Wuthering Heights is a tale from one half of a pair of author sisters that moves slow and captures many elements of being incredibly enveloped in the industrial revolution. So many aspects of this time period come out in one character specificly, who almost cries back out at a certain class of people; his friends and family. The chief element moving these themes in this novel is the relationship between characters, and then the characters themselves. Emily Bronte creates detailed, deliberately paced atmosphere, with the characters again being a chief tool used to employ this. Many characters have contrasting views and they form cliques, while the reader witnesses their growth.
The foundation of the styles employed on Wuthering Heights is in its setting, use of nature, and of course, the very notable character of Heathcliff. The setup for it’s story and natures role is explained quite early with the character of Nelly Dean, the narrator of the story, who herself believes in apparitions. What’s interesting is that this superstition, which captures the characters in time, is what binds characters together. The aspect of nature is what I found very profound as well, with bits pantheism. Indeed, the characters who are early on waiting out the storm are in a desolate place. There is a glorification about the weather, and at a time when people are finding divinity in the forces of nature (this is also a way to make the construct of nature more appealing; think less about the earthquakes, more about the rainbows) it forces an experience that is frightening. It is the message bearer, as opposed to the reflection of a god’s beauty.
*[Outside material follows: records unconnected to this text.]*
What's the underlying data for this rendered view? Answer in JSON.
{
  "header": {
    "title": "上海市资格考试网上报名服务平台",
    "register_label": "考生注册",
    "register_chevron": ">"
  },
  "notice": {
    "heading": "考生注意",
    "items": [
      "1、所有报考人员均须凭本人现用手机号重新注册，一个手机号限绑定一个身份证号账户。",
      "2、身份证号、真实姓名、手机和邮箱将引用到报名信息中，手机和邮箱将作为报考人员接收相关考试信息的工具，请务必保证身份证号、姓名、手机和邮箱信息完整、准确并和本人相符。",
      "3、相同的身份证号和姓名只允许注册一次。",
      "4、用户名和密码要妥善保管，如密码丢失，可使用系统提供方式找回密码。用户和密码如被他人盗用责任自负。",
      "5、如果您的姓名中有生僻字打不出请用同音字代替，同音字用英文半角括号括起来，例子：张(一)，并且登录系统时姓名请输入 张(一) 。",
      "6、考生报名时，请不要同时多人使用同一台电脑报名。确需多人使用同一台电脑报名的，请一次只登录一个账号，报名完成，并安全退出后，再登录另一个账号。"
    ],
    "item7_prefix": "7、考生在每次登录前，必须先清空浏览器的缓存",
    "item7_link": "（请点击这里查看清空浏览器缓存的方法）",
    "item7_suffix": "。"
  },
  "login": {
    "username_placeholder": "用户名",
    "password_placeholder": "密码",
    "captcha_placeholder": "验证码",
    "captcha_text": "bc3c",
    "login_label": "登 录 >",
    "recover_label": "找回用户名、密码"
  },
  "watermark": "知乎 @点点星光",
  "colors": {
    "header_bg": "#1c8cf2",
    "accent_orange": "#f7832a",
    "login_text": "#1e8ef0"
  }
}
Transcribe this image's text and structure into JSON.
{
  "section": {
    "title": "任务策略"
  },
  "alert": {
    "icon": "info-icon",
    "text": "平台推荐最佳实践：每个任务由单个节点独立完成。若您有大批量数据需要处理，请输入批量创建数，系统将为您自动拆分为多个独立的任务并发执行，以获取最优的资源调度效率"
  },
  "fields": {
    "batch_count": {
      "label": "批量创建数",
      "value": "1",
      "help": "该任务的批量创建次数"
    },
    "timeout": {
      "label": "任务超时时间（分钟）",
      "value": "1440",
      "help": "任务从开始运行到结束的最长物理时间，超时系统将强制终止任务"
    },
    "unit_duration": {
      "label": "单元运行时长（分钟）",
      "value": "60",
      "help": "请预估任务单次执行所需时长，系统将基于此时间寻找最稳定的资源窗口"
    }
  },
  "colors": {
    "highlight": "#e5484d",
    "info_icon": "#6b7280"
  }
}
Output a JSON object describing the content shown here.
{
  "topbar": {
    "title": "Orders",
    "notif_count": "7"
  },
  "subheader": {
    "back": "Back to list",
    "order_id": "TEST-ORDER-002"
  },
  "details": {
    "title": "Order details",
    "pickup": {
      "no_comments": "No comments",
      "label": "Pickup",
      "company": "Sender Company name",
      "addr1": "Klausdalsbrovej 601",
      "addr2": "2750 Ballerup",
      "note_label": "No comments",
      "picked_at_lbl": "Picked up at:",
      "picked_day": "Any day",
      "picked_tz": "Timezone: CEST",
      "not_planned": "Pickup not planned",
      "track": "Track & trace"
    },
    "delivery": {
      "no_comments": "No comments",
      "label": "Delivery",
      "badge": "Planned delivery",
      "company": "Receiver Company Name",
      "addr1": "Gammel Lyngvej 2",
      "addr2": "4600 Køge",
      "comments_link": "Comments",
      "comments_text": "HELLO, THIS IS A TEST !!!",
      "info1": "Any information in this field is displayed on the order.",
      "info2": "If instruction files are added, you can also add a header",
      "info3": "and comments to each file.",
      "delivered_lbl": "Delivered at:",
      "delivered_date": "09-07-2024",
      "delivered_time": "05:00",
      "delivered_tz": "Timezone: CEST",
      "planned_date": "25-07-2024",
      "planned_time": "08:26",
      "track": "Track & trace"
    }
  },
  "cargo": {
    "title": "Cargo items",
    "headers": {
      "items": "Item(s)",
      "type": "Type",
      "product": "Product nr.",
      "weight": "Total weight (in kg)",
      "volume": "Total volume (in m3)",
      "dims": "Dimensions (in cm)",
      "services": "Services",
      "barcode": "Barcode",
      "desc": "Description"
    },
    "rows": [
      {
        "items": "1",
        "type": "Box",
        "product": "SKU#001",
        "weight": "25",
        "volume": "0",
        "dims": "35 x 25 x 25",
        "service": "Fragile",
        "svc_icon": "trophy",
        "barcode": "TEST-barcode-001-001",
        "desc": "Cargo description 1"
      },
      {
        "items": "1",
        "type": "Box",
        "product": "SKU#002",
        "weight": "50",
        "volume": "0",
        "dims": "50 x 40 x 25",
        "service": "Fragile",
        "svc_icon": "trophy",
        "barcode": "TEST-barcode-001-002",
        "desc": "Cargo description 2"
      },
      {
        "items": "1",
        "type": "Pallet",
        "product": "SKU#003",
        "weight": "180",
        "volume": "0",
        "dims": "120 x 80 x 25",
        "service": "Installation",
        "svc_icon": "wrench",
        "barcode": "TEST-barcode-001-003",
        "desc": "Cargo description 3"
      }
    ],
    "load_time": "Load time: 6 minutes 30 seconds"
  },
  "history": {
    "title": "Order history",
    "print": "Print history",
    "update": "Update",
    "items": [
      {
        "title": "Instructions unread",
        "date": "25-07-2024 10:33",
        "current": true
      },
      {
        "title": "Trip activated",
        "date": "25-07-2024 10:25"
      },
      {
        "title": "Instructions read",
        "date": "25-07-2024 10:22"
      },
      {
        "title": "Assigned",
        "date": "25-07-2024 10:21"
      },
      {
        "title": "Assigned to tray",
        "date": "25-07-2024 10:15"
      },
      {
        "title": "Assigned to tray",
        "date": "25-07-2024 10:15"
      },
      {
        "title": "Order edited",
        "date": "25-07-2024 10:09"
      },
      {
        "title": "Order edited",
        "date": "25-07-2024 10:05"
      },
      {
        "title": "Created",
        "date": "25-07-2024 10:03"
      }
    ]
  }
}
In support of this is the character Heathcliff. He is an all encompassing example of the Byronic character. His behavior is destructive but he is also himself seductive. Of course this makes for an exciting read; by chapter 17, Heathcliff has turned into a character so hated that Isabella even prays for his death and questions his capability at holding onto his own humanity. He himself has strange aspects of humanity; sudden gained wealth, small bouts of anger but no actual hints toward what a feared character he is becoming. He strikes so much fear, some characters even enter seclusion because their fear of crossing paths with Heathcliff forces them into hiding. He himself is also supernatural and tied into nature; as well as not explaining forms of his wealth and intelligence, his past is mostly a secret, his upbringings unknown to the reader, large chunks of time missing. Heathcliff is turning more and more miserable, yet he is capable of enchanting many people. At this point however, he seems more content on being moody and less like what was described as someone so much like the women he loved they found themselves unworthy. Heathcliff, in chapter 9, starts to let his true intentions known, thus fulfilling even moreso, his role as a Byronic heroe; “You are welcome to torture me to death for your amusement, only allow me to amuse myself a little in the same style…”